Cologne Mayor Henriette Reker, who was elected last year after being stabbed by a man voicing anti-refugee views, urged caution before passing judgment on who was involved in the attacks. “There’s no evidence that we’re dealing here with people who are refugees,” she said.
The statement, however, came after she’d uttered what became a controversial initial reaction to the attacks, advising victims that “there’s always a chance to keep a certain distance, by avoiding large crowds and keeping unfamiliar people at arm’s length.”
In the United States, the attacks and the so-far-unsubstantiated claim that they were perpetrated by recent arrivals is likely to animate those who oppose the Obama administration’s plan to welcome 10,000 Syrian refugees in the next year.
Presidential candidate Donald Trump raised the issue on Twitter. “Germany is going through massive attacks to its people by the migrants allowed to enter the country,” he wrote. “New Year’s Eve was a disaster. THINK!”
Witnesses and victims have given a highly critical assessment of the police reaction to the mayhem in Cologne. At one point, police cleared the square where 1,000 men had massed but then left the area, according to witnesses and victims, and the men returned.
The initial police reports show little sense that anything out of the ordinary had happened. “A joyful, party atmosphere,” read one, filed the morning of Jan. 1. “As in years past, we are looking back at a mostly peaceful New Year’s celebration. Reasons to intervene were mostly physical assault and disturbance of the peace.”
The number of assaults rose from 78 last New Year’s to 80 this year, the report said, noting that police had issued two “orders to disperse” to 94 people in the square. “In order to avoid a mass panic from firing of fireworks by 1,000 partyers, police temporarily cleared the square. Despite this unplanned interruption, the situation remained relaxed,” the report said.
That version, however, ran counter to the tales since of women who reported they were stripped of their dresses, underwear and purses and, begging police for help, were told “to keep a good grip on your Champagne bottle to use as a weapon of defense.”
Accounts of assaults and police inaction filled social media.
One man on Facebook referred to assistance he claimed to have given to help resettle refugees when he recounted how, despite holding his girlfriend’s hand as they walked from Cologne’s train station across the square, she was subjected to “men groping her, even under her dress. I looked at this and wondered if this is what we got when I donated half of my closet.”
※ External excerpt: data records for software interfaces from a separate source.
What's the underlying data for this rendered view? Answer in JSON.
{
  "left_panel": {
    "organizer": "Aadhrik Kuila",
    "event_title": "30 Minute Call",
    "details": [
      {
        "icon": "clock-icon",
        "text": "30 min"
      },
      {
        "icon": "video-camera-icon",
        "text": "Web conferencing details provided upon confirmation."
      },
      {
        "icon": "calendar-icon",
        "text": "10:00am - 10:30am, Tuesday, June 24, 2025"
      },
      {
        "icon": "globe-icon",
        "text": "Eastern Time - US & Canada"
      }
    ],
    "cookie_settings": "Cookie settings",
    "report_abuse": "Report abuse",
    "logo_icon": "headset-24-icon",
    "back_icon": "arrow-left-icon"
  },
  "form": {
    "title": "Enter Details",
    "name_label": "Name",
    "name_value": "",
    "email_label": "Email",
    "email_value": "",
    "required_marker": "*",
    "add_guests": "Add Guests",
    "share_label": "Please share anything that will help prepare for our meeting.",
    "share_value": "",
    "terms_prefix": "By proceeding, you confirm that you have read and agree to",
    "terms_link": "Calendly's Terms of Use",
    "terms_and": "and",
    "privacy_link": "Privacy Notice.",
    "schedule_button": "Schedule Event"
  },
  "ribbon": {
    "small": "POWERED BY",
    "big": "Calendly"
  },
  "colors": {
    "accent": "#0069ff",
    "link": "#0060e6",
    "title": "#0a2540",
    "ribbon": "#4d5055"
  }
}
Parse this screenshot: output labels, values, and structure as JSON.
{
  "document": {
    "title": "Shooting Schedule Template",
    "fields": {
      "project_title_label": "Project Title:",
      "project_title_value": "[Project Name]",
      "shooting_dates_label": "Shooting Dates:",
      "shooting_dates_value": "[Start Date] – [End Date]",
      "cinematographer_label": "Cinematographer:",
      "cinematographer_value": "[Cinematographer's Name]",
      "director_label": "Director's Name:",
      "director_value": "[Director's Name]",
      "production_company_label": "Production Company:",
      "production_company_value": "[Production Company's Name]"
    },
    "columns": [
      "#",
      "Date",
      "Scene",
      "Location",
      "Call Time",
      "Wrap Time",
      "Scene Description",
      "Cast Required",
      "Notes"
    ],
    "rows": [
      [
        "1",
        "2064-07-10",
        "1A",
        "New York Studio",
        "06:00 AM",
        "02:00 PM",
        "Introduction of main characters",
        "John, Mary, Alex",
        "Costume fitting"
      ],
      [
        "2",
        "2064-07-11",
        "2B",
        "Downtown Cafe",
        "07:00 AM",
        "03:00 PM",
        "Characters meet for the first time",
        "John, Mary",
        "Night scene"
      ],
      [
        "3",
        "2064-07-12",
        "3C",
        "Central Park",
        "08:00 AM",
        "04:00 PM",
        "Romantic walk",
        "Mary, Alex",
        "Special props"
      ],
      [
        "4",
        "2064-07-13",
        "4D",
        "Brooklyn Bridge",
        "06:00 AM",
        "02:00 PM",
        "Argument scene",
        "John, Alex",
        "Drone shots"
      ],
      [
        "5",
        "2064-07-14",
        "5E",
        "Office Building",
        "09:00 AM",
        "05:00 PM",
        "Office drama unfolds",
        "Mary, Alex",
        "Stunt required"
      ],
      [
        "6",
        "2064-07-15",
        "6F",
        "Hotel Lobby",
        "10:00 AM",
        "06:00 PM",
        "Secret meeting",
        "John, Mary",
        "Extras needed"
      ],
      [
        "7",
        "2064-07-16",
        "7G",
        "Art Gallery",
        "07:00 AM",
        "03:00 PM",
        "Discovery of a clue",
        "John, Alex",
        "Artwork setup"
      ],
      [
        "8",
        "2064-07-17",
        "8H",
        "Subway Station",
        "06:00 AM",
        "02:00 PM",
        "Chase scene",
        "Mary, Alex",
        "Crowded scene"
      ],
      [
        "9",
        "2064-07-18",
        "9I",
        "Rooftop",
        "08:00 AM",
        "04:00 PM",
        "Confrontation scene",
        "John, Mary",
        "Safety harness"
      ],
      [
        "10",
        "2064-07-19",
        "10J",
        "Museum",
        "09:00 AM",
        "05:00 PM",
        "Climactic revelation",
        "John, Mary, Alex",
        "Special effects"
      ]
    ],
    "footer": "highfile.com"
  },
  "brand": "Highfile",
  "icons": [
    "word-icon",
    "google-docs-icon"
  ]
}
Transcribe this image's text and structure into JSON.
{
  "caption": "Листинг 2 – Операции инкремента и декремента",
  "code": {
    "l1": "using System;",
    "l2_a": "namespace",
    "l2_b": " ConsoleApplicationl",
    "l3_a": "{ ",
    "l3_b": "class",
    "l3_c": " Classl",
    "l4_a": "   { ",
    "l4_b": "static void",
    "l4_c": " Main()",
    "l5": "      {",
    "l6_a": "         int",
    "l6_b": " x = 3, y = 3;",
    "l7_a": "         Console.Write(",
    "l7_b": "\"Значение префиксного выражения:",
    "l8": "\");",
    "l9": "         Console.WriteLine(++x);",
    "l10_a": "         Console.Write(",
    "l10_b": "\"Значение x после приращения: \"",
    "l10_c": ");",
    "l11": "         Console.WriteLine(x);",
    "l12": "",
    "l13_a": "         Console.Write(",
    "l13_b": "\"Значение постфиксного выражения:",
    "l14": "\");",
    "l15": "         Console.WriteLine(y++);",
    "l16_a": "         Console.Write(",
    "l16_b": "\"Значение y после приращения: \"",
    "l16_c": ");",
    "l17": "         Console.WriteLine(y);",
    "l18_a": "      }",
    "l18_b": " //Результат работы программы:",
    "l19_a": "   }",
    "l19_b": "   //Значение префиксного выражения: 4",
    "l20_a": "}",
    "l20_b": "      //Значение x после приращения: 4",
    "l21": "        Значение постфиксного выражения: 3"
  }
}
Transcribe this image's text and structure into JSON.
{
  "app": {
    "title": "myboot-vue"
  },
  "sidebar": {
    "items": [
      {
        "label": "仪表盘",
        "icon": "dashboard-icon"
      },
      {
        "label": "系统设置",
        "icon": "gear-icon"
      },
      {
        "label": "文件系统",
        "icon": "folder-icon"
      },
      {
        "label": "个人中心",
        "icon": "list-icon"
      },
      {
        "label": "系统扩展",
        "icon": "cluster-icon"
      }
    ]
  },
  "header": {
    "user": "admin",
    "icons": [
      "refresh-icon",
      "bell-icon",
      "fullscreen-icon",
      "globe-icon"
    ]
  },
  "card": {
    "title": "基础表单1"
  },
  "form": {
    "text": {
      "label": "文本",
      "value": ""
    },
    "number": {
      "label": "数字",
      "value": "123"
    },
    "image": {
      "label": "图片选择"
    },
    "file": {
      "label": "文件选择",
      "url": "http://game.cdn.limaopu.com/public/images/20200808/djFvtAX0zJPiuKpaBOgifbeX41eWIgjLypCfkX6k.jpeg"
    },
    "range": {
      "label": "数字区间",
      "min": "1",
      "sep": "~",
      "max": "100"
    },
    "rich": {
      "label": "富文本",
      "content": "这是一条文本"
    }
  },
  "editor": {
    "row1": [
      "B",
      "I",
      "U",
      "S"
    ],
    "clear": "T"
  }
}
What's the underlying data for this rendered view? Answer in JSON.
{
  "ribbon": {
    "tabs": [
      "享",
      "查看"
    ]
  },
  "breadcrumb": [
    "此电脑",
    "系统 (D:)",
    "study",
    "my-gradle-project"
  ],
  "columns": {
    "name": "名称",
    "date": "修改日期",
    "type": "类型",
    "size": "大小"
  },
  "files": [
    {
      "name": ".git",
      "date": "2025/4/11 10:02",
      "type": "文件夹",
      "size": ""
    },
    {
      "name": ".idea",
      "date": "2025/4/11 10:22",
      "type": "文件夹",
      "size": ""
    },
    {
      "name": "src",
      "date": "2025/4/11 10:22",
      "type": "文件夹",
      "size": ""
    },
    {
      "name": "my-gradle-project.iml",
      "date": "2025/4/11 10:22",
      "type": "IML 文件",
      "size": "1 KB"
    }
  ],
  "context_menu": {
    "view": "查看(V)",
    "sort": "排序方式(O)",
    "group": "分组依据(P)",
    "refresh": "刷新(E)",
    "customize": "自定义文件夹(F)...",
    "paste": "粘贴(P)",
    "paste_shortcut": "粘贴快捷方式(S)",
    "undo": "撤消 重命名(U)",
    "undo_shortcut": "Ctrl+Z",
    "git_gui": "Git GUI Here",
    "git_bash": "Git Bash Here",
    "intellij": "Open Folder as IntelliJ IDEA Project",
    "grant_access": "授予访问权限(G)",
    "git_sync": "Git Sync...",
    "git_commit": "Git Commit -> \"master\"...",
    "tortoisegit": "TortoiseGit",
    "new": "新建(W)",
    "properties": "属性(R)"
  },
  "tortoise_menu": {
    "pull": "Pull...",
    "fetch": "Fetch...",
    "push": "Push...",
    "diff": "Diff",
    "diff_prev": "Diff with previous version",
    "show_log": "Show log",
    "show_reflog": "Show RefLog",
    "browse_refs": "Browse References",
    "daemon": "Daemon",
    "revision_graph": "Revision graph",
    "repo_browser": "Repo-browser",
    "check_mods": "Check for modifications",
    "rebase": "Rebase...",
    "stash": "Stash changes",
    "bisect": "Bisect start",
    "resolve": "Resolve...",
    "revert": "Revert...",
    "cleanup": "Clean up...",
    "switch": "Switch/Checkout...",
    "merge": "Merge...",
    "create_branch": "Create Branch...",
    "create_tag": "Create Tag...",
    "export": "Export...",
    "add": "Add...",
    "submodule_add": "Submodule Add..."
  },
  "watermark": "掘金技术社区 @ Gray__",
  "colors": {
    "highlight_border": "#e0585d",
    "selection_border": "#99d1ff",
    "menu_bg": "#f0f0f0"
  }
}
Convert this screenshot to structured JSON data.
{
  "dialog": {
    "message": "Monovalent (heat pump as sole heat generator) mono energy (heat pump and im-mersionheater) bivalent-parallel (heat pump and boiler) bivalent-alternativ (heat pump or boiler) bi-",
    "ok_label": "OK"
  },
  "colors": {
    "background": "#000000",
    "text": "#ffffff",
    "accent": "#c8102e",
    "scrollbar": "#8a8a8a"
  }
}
Other accounts said the apparently unarmed assailants threw fireworks at police officers throughout the evening. The German newsmagazine Der Spiegel quoted one unnamed federal police official as saying the police were “outnumbered and insufficiently equipped. The situation was chaotic and embarrassing.”
On Tuesday, Cologne police issued a revised report, acknowledging the extent of the chaos. Then on Thursday came another report, noting the 16 suspects. It said 80 officers were now investigating 121 cases, most of which involved sexual assault and theft.